New technologies that deliver nicotine without combustion present a substantial opportunity to end the death and disease associated with tobacco use, especially in low-income and middle-income countries (LMICs), according to the International Commission to Reignite the Fight Against Smoking.
In a new report, the commission offers facts, analysis and recommendations aimed at reinvigorating an effort that has stalled, “mired in an outdated paradigm that has been superseded by new technology, new ideas and new concerns for neglected communities.” The fact that there are still more than 1.1 billion tobacco users worldwide proves that the fight against smoking requires new ideas and ambition, its members note.

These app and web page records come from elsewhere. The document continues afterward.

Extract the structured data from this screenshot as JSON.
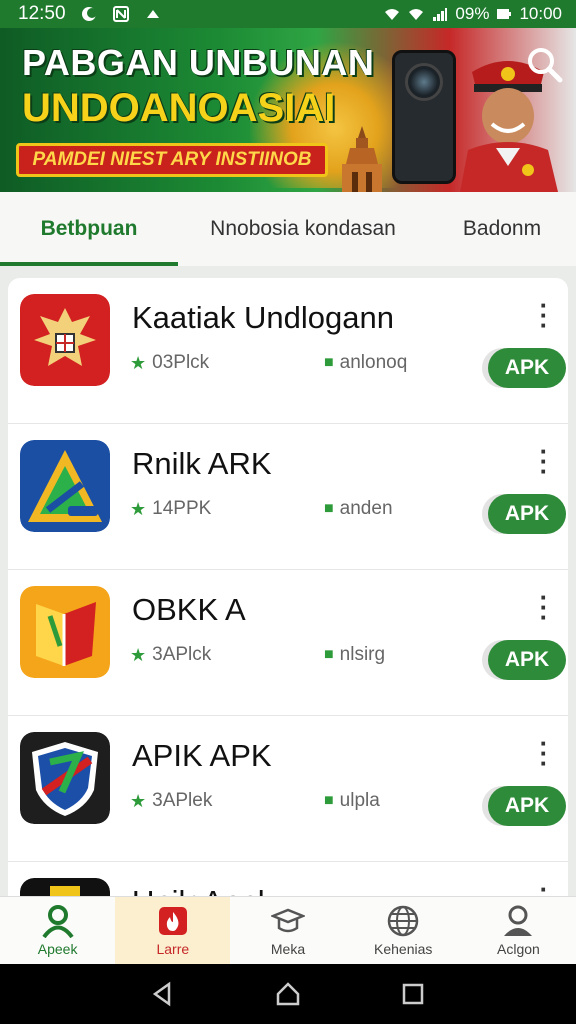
{
  "status_bar": {
    "time": "12:50",
    "battery_text": "09%",
    "clock_right": "10:00"
  },
  "banner": {
    "title_line1": "PABGAN UNBUNAN",
    "title_line2": "UNDOANOASIAI",
    "ribbon": "PAMDEI NIEST ARY INSTIINOB"
  },
  "tabs": [
    {
      "label": "Betbpuan",
      "active": true
    },
    {
      "label": "Nnobosia kondasan",
      "active": false
    },
    {
      "label": "Badonm",
      "active": false
    }
  ],
  "apps": [
    {
      "name": "Kaatiak Undlogann",
      "rating": "03Plck",
      "category": "anlonoq",
      "button": "APK",
      "icon": "garuda-icon"
    },
    {
      "name": "Rnilk ARK",
      "rating": "14PPK",
      "category": "anden",
      "button": "APK",
      "icon": "triangle-logo-icon"
    },
    {
      "name": "OBKK A",
      "rating": "3APlck",
      "category": "nlsirg",
      "button": "APK",
      "icon": "book-logo-icon"
    },
    {
      "name": "APIK APK",
      "rating": "3APlek",
      "category": "ulpla",
      "button": "APK",
      "icon": "shield-logo-icon"
    },
    {
      "name": "Unilr Apnk",
      "rating": "",
      "category": "",
      "button": "",
      "icon": "partial-app-icon"
    }
  ],
  "bottom_nav": [
    {
      "label": "Apeek",
      "icon": "person-icon",
      "state": "active"
    },
    {
      "label": "Larre",
      "icon": "fire-icon",
      "state": "highlight"
    },
    {
      "label": "Meka",
      "icon": "mortarboard-icon",
      "state": ""
    },
    {
      "label": "Kehenias",
      "icon": "globe-icon",
      "state": ""
    },
    {
      "label": "Aclgon",
      "icon": "account-icon",
      "state": ""
    }
  ],
  "colors": {
    "primary_green": "#1f7a2e",
    "apk_button": "#2e8b3a",
    "banner_red": "#c9211b",
    "banner_yellow": "#f7d21b"
  }
}
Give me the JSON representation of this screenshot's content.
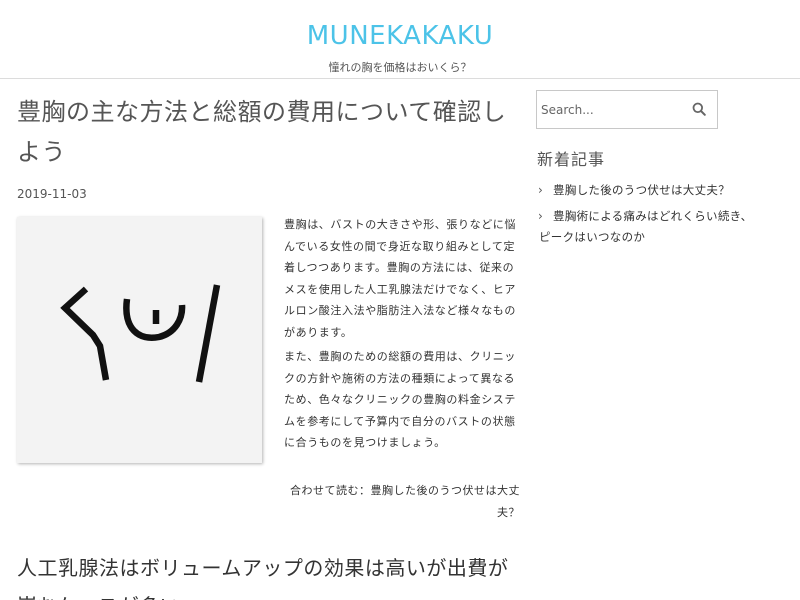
{
  "header": {
    "site_title": "MUNEKAKAKU",
    "tagline": "憧れの胸を価格はおいくら？"
  },
  "post": {
    "title": "豊胸の主な方法と総額の費用について確認しよう",
    "date": "2019-11-03",
    "paragraph1": "豊胸は、バストの大きさや形、張りなどに悩んでいる女性の間で身近な取り組みとして定着しつつあります。豊胸の方法には、従来のメスを使用した人工乳腺法だけでなく、ヒアルロン酸注入法や脂肪注入法など様々なものがあります。",
    "paragraph2": "また、豊胸のための総額の費用は、クリニックの方針や施術の方法の種類によって異なるため、色々なクリニックの豊胸の料金システムを参考にして予算内で自分のバストの状態に合うものを見つけましょう。",
    "related_link": "合わせて読む：豊胸した後のうつ伏せは大丈夫？",
    "section_heading": "人工乳腺法はボリュームアップの効果は高いが出費が嵩むケースが多い"
  },
  "sidebar": {
    "search": {
      "placeholder": "Search...",
      "icon": "search-icon"
    },
    "widget_title": "新着記事",
    "recent_posts": [
      {
        "line1": "豊胸した後のうつ伏せは大丈夫？",
        "line2": ""
      },
      {
        "line1": "豊胸術による痛みはどれくらい続き、",
        "line2": "ピークはいつなのか"
      }
    ]
  },
  "colors": {
    "site_title": "#4cc3e8",
    "text": "#333333",
    "border": "#dcdcdc"
  }
}
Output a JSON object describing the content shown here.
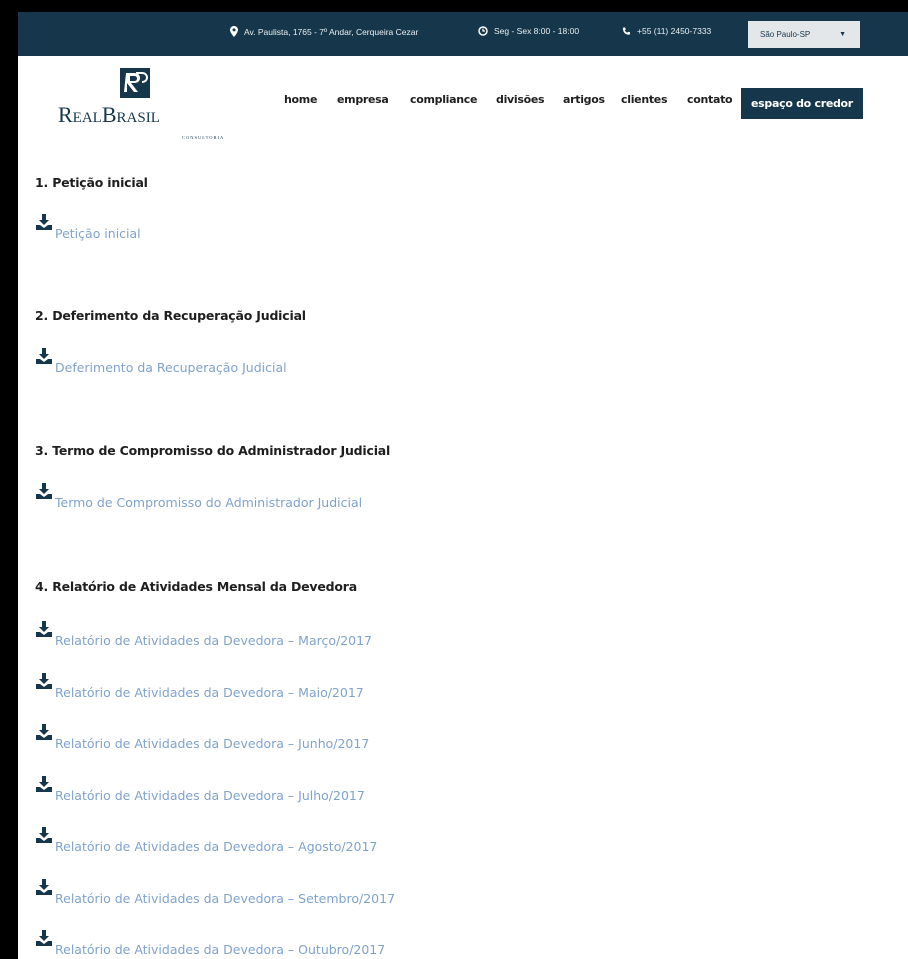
{
  "topbar": {
    "address": "Av. Paulista, 1765 - 7º Andar, Cerqueira Cezar",
    "hours": "Seg - Sex 8:00 - 18:00",
    "phone": "+55 (11) 2450-7333",
    "city": "São Paulo-SP",
    "caret": "▼"
  },
  "logo": {
    "name_part1": "Real",
    "name_part2": "Brasil",
    "tagline": "CONSULTORIA"
  },
  "nav": {
    "home": "home",
    "empresa": "empresa",
    "compliance": "compliance",
    "divisoes": "divisões",
    "artigos": "artigos",
    "clientes": "clientes",
    "contato": "contato",
    "credor": "espaço do credor"
  },
  "sections": [
    {
      "title": "1. Petição inicial",
      "docs": [
        "Petição inicial"
      ]
    },
    {
      "title": "2. Deferimento da Recuperação Judicial",
      "docs": [
        "Deferimento da Recuperação Judicial"
      ]
    },
    {
      "title": "3. Termo de Compromisso do Administrador Judicial",
      "docs": [
        "Termo de Compromisso do Administrador Judicial"
      ]
    },
    {
      "title": "4. Relatório de Atividades Mensal da Devedora",
      "docs": [
        "Relatório de Atividades da Devedora – Março/2017",
        "Relatório de Atividades da Devedora – Maio/2017",
        "Relatório de Atividades da Devedora – Junho/2017",
        "Relatório de Atividades da Devedora – Julho/2017",
        "Relatório de Atividades da Devedora – Agosto/2017",
        "Relatório de Atividades da Devedora – Setembro/2017",
        "Relatório de Atividades da Devedora – Outubro/2017"
      ]
    }
  ],
  "colors": {
    "brand": "#16374b",
    "link": "#7fa3cc",
    "text": "#1f1f1f"
  }
}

Among other recommendations, the commission calls for risk-proportionate tobacco policies and better access to harm reduction in LMICs (where most smokers are located). It also encourages medical bodies to reestablish the leadership role of doctors in ending smoking and urges tobacco companies to have a clear plan to phase out high-risk combustible products.
Tobacco harm reduction advocates welcomed the report. “This report thoroughly documents the global health toll of smoking, now and in a likely future,” said Donald Kenkel, Andrew Dickson White professor in the Cornell Jeb E. Brooks School of Public Policy and the Department of Economics at Cornell University.
“But the report also shows that through continuing technological innovation, tobacco harm reduction is an immediate, achievable goal. Evidence-based economic policies and regulations that support tobacco harm reduction offer real hope to help people quit smoking and improve their health.”
The report was prepared by James K. Glassman, former U.S. undersecretary of state for public diplomacy and public affairs; Rosemary Leonard, general practitioner; Kgosi Letlape, president of Africa Medical Association and president of Medical Councils of Africa; Vivan Sharan, Koan Advisory; and Tikki Pangestu, former director of research policy and cooperation at the World Health Organization.